Source data>
-- Opening Marker --
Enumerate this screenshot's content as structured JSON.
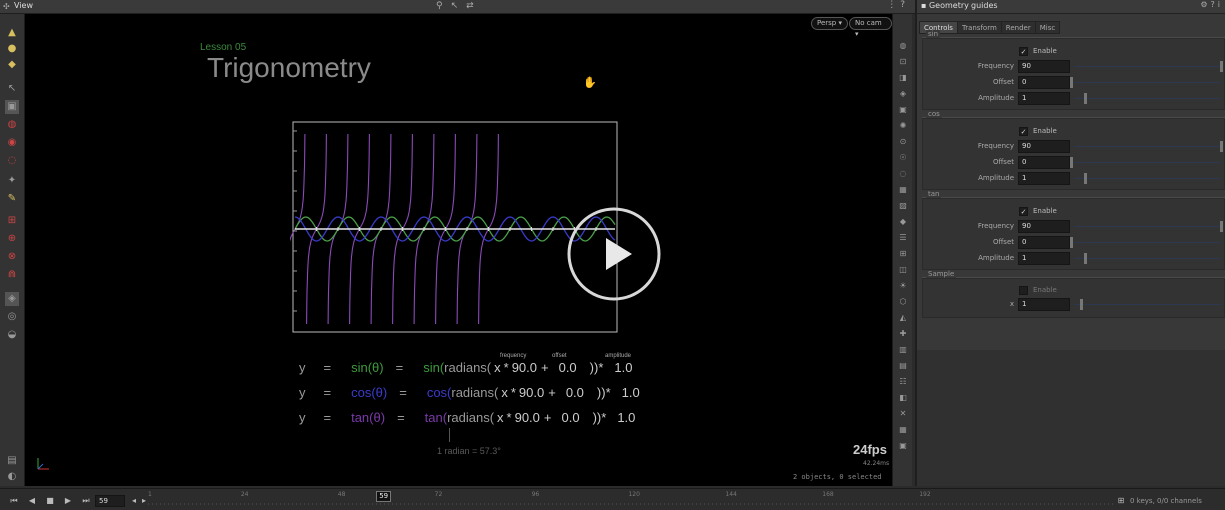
{
  "topbar": {
    "tab_title": "View"
  },
  "viewport": {
    "persp_label": "Persp",
    "cam_label": "No cam",
    "lesson": "Lesson 05",
    "title": "Trigonometry",
    "equations": [
      {
        "y": "y",
        "eq1": "=",
        "func": "sin(θ)",
        "eq2": "=",
        "func2": "sin(",
        "radians": "radians(",
        "x": "x",
        "times": "*",
        "freq": "90.0",
        "plus": "+",
        "offset": "0.0",
        "close": "))",
        "times2": "*",
        "amp": "1.0",
        "color": "#3e9a3e"
      },
      {
        "y": "y",
        "eq1": "=",
        "func": "cos(θ)",
        "eq2": "=",
        "func2": "cos(",
        "radians": "radians(",
        "x": "x",
        "times": "*",
        "freq": "90.0",
        "plus": "+",
        "offset": "0.0",
        "close": "))",
        "times2": "*",
        "amp": "1.0",
        "color": "#3b3bcc"
      },
      {
        "y": "y",
        "eq1": "=",
        "func": "tan(θ)",
        "eq2": "=",
        "func2": "tan(",
        "radians": "radians(",
        "x": "x",
        "times": "*",
        "freq": "90.0",
        "plus": "+",
        "offset": "0.0",
        "close": "))",
        "times2": "*",
        "amp": "1.0",
        "color": "#7a3aa8"
      }
    ],
    "label_frequency": "frequency",
    "label_offset": "offset",
    "label_amplitude": "amplitude",
    "radian_note": "1 radian = 57.3°",
    "fps": "24fps",
    "ms": "42.24ms",
    "objects": "2 objects, 0 selected",
    "colors": {
      "sin": "#4aa04a",
      "cos": "#3a3acc",
      "tan": "#8a4ab8",
      "axis": "#e0e0e0"
    }
  },
  "panel": {
    "type_label": "Geometry",
    "node_name": "guides",
    "tabs": [
      "Controls",
      "Transform",
      "Render",
      "Misc"
    ],
    "folders": [
      {
        "label": "sin",
        "enable": "Enable",
        "enabled": true,
        "params": [
          {
            "label": "Frequency",
            "value": "90"
          },
          {
            "label": "Offset",
            "value": "0"
          },
          {
            "label": "Amplitude",
            "value": "1"
          }
        ]
      },
      {
        "label": "cos",
        "enable": "Enable",
        "enabled": true,
        "params": [
          {
            "label": "Frequency",
            "value": "90"
          },
          {
            "label": "Offset",
            "value": "0"
          },
          {
            "label": "Amplitude",
            "value": "1"
          }
        ]
      },
      {
        "label": "tan",
        "enable": "Enable",
        "enabled": true,
        "params": [
          {
            "label": "Frequency",
            "value": "90"
          },
          {
            "label": "Offset",
            "value": "0"
          },
          {
            "label": "Amplitude",
            "value": "1"
          }
        ]
      }
    ],
    "sample": {
      "label": "Sample",
      "enable": "Enable",
      "enabled": false,
      "x_label": "x",
      "x_value": "1"
    }
  },
  "timeline": {
    "frame": "59",
    "current_frame": "59",
    "ticks": [
      "1",
      "24",
      "48",
      "72",
      "96",
      "120",
      "144",
      "168",
      "192"
    ],
    "keys_info": "0 keys, 0/0 channels"
  }
}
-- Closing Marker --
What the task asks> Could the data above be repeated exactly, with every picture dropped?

Answer to the exercise>
Enumerate this screenshot's content as structured JSON.
{
  "topbar": {
    "tab_title": "View"
  },
  "viewport": {
    "persp_label": "Persp",
    "cam_label": "No cam",
    "lesson": "Lesson 05",
    "title": "Trigonometry",
    "equations": [
      {
        "y": "y",
        "eq1": "=",
        "func": "sin(θ)",
        "eq2": "=",
        "func2": "sin(",
        "radians": "radians(",
        "x": "x",
        "times": "*",
        "freq": "90.0",
        "plus": "+",
        "offset": "0.0",
        "close": "))",
        "times2": "*",
        "amp": "1.0",
        "color": "#3e9a3e"
      },
      {
        "y": "y",
        "eq1": "=",
        "func": "cos(θ)",
        "eq2": "=",
        "func2": "cos(",
        "radians": "radians(",
        "x": "x",
        "times": "*",
        "freq": "90.0",
        "plus": "+",
        "offset": "0.0",
        "close": "))",
        "times2": "*",
        "amp": "1.0",
        "color": "#3b3bcc"
      },
      {
        "y": "y",
        "eq1": "=",
        "func": "tan(θ)",
        "eq2": "=",
        "func2": "tan(",
        "radians": "radians(",
        "x": "x",
        "times": "*",
        "freq": "90.0",
        "plus": "+",
        "offset": "0.0",
        "close": "))",
        "times2": "*",
        "amp": "1.0",
        "color": "#7a3aa8"
      }
    ],
    "label_frequency": "frequency",
    "label_offset": "offset",
    "label_amplitude": "amplitude",
    "radian_note": "1 radian = 57.3°",
    "fps": "24fps",
    "ms": "42.24ms",
    "objects": "2 objects, 0 selected",
    "colors": {
      "sin": "#4aa04a",
      "cos": "#3a3acc",
      "tan": "#8a4ab8",
      "axis": "#e0e0e0"
    }
  },
  "panel": {
    "type_label": "Geometry",
    "node_name": "guides",
    "tabs": [
      "Controls",
      "Transform",
      "Render",
      "Misc"
    ],
    "folders": [
      {
        "label": "sin",
        "enable": "Enable",
        "enabled": true,
        "params": [
          {
            "label": "Frequency",
            "value": "90"
          },
          {
            "label": "Offset",
            "value": "0"
          },
          {
            "label": "Amplitude",
            "value": "1"
          }
        ]
      },
      {
        "label": "cos",
        "enable": "Enable",
        "enabled": true,
        "params": [
          {
            "label": "Frequency",
            "value": "90"
          },
          {
            "label": "Offset",
            "value": "0"
          },
          {
            "label": "Amplitude",
            "value": "1"
          }
        ]
      },
      {
        "label": "tan",
        "enable": "Enable",
        "enabled": true,
        "params": [
          {
            "label": "Frequency",
            "value": "90"
          },
          {
            "label": "Offset",
            "value": "0"
          },
          {
            "label": "Amplitude",
            "value": "1"
          }
        ]
      }
    ],
    "sample": {
      "label": "Sample",
      "enable": "Enable",
      "enabled": false,
      "x_label": "x",
      "x_value": "1"
    }
  },
  "timeline": {
    "frame": "59",
    "current_frame": "59",
    "ticks": [
      "1",
      "24",
      "48",
      "72",
      "96",
      "120",
      "144",
      "168",
      "192"
    ],
    "keys_info": "0 keys, 0/0 channels"
  }
}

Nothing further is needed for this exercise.